The collateral issues which the Moon Ho Kim test would inject into the already complex and time-consuming immigration procedures are endless. The immigration judge would be compelled to sit as an arbiter of the viability of marriages, a task which few mortals are qualified to undertake. He would also be required to determine what quantum of adulterous conduct constitutes a threat to the vague and amorphous concept of "public morality." The matter would not end with his decisions. Appeals unquestionably would be taken on these issues, which are at most tangential to the real question before the judge. We believe these avenues of inquiry unnecessarily would burden and further complicate immigration hearing procedures.
Furthermore, the Immigration and Naturalization Service, at oral argument before this court, represented that it does not rigidly apply state law definitions of adultery to reach technical or isolated incidents of adultery.*fn9 The Service indicated that its policy is to take account of extenuating circumstances in order to disqualify only those who have embarked on a course of conduct which fits within the state definition of adultery.
In the instant case, the conduct was neither isolated nor inconsequential. The immigration judge found that "a viable marriage was apparently destroyed by respondent's [Brea-Garcia] adulterous relationship." In addition, Brea-Garcia's subsequent marriage, on these facts, does not erase his prior adulterous relationship with its resulting births out of wedlock. Since he has committed adultery within the meaning of section 101(f)(2), Brea-Garcia is conclusively presumed to be a person lacking good moral character for purposes of section 244(3) and thus may not be permitted to depart voluntarily.
Brea-Garcia's further argument that deporting him is cruel and unusual punishment has been resoundingly rejected on the basis that deportation is a civil proceeding. Fong Yue Ting v. United States, 149 U.S. 698, 37 L. Ed. 905, 13 S. Ct. 1016 (1893); Santelises v. INS, 491 F.2d 1254 (2d Cir.), cert. denied, 417 U.S. 968, 41 L. Ed. 2d 1139, 94 S. Ct. 3171 (1974); Bufalino v. INS, supra, 473 F.2d at 739; Rodriguez-Romero v. INS, 434 F.2d 1022 (9th Cir. 1970), cert. denied, 401 U.S. 976, 91 S. Ct. 1199, 28 L. Ed. 2d 326 (1971).
We find no merit in Brea-Garcia's remaining contentions.

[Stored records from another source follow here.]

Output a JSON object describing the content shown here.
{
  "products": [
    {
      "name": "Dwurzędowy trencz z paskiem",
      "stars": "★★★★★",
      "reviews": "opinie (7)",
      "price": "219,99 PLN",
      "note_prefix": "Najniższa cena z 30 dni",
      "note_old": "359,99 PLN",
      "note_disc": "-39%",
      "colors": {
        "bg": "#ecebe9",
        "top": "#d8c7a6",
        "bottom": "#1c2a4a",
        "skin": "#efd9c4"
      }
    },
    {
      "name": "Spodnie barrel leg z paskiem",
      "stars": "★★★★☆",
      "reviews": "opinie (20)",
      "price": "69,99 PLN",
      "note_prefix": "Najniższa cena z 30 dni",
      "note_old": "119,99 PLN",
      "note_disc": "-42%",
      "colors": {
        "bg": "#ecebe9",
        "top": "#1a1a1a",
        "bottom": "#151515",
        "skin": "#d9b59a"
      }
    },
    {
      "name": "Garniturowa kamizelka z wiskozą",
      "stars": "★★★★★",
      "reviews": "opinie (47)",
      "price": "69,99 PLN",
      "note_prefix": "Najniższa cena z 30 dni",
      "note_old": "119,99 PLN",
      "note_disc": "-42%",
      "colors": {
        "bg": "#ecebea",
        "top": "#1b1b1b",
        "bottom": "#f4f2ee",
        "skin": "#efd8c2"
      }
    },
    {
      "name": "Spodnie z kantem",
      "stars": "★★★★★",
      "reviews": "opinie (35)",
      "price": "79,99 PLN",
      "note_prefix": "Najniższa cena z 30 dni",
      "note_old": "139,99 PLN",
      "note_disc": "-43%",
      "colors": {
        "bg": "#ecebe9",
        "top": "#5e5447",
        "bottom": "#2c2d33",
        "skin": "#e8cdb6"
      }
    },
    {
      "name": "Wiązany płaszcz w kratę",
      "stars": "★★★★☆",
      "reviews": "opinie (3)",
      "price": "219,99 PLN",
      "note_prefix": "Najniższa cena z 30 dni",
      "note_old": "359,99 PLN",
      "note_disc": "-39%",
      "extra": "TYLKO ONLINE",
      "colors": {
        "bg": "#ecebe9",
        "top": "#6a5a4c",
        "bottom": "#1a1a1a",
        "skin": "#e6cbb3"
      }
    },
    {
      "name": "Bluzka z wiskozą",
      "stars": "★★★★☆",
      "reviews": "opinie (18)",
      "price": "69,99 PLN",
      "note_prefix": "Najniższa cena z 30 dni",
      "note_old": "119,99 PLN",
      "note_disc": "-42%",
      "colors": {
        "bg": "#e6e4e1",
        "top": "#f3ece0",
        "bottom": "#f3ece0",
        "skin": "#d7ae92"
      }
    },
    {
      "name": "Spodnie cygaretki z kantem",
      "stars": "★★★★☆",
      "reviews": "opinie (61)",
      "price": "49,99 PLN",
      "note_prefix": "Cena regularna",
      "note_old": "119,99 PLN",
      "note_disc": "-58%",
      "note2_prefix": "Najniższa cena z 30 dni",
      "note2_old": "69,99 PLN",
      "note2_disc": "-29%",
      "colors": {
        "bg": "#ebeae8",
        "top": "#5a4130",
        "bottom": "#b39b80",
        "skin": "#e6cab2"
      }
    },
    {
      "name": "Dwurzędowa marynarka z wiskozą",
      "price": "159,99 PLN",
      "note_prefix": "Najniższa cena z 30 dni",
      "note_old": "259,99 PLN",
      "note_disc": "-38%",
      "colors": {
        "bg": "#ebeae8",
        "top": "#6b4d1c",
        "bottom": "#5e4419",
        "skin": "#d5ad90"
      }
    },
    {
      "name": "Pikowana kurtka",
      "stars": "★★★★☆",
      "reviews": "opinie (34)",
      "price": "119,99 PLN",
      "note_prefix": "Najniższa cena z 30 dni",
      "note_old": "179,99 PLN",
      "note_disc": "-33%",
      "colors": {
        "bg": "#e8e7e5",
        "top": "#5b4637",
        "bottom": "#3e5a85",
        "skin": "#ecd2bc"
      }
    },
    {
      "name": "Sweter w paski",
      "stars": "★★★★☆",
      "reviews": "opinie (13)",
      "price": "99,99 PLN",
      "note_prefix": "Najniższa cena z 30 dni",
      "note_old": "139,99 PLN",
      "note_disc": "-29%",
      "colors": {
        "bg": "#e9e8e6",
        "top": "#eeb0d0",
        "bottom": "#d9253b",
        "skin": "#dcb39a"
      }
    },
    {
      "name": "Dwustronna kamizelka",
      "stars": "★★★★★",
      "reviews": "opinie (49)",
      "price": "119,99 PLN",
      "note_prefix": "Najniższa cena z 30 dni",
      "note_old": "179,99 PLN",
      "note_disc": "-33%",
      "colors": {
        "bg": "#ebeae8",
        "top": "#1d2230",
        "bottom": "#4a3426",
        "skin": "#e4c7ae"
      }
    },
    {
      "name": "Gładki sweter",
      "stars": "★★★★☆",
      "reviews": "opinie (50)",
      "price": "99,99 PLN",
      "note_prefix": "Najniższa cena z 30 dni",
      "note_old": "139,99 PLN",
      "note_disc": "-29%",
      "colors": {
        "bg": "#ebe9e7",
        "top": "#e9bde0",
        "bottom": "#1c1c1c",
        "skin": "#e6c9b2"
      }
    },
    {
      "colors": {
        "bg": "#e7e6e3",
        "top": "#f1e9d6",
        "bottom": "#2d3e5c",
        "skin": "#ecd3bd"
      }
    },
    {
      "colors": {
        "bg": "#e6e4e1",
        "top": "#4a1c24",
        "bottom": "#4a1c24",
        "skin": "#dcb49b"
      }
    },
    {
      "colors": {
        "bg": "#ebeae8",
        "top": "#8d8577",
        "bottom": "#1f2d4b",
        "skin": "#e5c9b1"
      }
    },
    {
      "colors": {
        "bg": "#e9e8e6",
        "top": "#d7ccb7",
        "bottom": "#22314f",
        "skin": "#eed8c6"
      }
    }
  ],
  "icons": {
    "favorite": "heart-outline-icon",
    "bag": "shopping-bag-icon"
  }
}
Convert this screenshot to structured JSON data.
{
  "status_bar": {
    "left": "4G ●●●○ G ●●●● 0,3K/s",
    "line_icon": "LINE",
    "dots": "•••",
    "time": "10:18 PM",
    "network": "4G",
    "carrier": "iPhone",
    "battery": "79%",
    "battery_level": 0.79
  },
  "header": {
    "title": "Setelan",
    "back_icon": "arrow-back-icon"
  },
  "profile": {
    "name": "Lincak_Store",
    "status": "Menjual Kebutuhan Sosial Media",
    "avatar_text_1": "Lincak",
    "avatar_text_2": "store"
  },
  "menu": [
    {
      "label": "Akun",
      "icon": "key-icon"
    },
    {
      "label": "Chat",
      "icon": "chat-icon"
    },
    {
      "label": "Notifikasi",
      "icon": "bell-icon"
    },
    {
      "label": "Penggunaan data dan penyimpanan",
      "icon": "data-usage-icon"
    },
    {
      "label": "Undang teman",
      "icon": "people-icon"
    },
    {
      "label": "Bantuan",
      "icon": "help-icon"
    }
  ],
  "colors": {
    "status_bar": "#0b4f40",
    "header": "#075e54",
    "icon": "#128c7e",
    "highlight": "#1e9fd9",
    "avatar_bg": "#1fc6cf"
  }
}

The decision of the Board of Immigration Appeals will be affirmed.
GIBBONS, Circuit Judge, concurring.
I join in Judge Rosenn's opinion to the extent that it holds that 8 U.S.C. § 1011(f)(2) does not refer to the definition of adultery in the state criminal law. I do not agree that it incorporates the definition of adultery in state civil law. In the absence of clear guidelines from Congress it seems to me that the approach of the District of Columbia Circuit in Moon Ho Kim v. INS, 168 U.S. App. D.C. 283, 514 F.2d 179, 180 (1975), construing the statute as creating a uniform federal definition -- viz., extra-marital intercourse which tends to destroy an existing, viable marriage and which represents a threat to public morality -- makes sense.
Admittedly, a more exact formulation could be devised. Moreover, a uniform definition adopted by the agency in rule-making proceedings would be most helpful to the courts. But the interest in uniformity in our immigration and naturalization laws is paramount, so the task of federalizing the definitional standard necessarily devolves upon us. I do not share Judge Rosenn's concern that an inquiry into the viability of marriages would prove too burdensome and perplexing to the Immigration and Naturalization Service. Indeed, the Immigration Judge made such an inquiry in this very case.
Because application of the Moon Ho Kim standard or a state civil definition leads to the same result in this case, I concur in the judgment of the court.